In a July 2015 essay published in USNI News, Henry Holst – then an M.A. candidate in Strategic Studies and International Economics at Johns Hopkins School of Advanced International Studies (SAIS) – asserted that, “While the Yuan is undoubtedly capable of traditional SSK mission roles such as regional intelligence-gathering and coastal defense, trade-off analysis suggests the Yuan was designed primarily as an anti-ship cruise missile (ASCM) platform capable of hiding submerged for long periods of time in difficult-to-access shallow littorals.”
However, in the following month’s issue of USNI News, retired U.S. Navy Capt. Christopher P. Carlson wrote a rebuttal in which he stated that “the Type 039 A/B Yuan-class is, in fact, an open-ocean submarine designed to meet the needs of the PLAN’s near-seas active defense aspect of their maritime strategy, and not primarily a boat to operate in Taiwan’s coastal waters.”
Be that as it may, an August 2022 article by H.I. Sutton in Naval News reports that the latest variant of the Yuan-class – about which very little is known other than “being distinguished by a radically angled sail,” has been stationed near Taiwan as part of Xi Jinping’s intimidation campaign against the island nation. As noted in one of my articles hyperlinked in the opening paragraph of this piece, the Taiwanese Navy’s submarine fleet is too old and dilapidated to put up a serious fight against the PLAN subs. This means it would be up to America’s SSN fleet, and ASW warplanes such as the P-3 Orion and P-8 Poseidon, to properly address the Yuan threat in a hypothetical shooting war in the Taiwan Strait.
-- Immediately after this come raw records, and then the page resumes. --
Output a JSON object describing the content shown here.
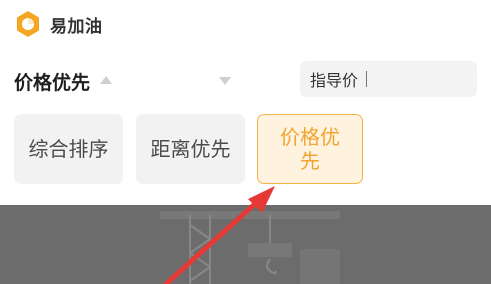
{
  "brand": {
    "name": "易加油",
    "icon": "hexagon-logo-icon",
    "accent_color": "#f5a623"
  },
  "sort": {
    "title": "价格优先",
    "price_field": {
      "label": "指导价"
    }
  },
  "options": [
    {
      "label": "综合排序",
      "selected": false
    },
    {
      "label": "距离优先",
      "selected": false
    },
    {
      "label": "价格优先",
      "selected": true
    }
  ],
  "overlay": {
    "icon": "crane-illustration"
  },
  "annotation": {
    "arrow_color": "#e53935",
    "icon": "red-arrow-icon"
  }
}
Christian D. Orr is a former Air Force Security Forces officer, Federal law enforcement officer, and private military contractor (with assignments worked in Iraq, the United Arab Emirates, Kosovo, Japan, Germany, and the Pentagon). Chris holds a B.A. in International Relations from the University of Southern California (USC) and an M.A. in Intelligence Studies (concentration in Terrorism Studies) from American Military University (AMU). He has also been published in The Daily Torch and The Journal of Intelligence and Cyber Security. Last but not least, he is a Companion of the Order of the Naval Order of the United States (NOUS). In his spare time, he enjoys shooting, dining out, cigars, Irish and British pubs, travel, USC Trojans college football, and Washington DC professional sports.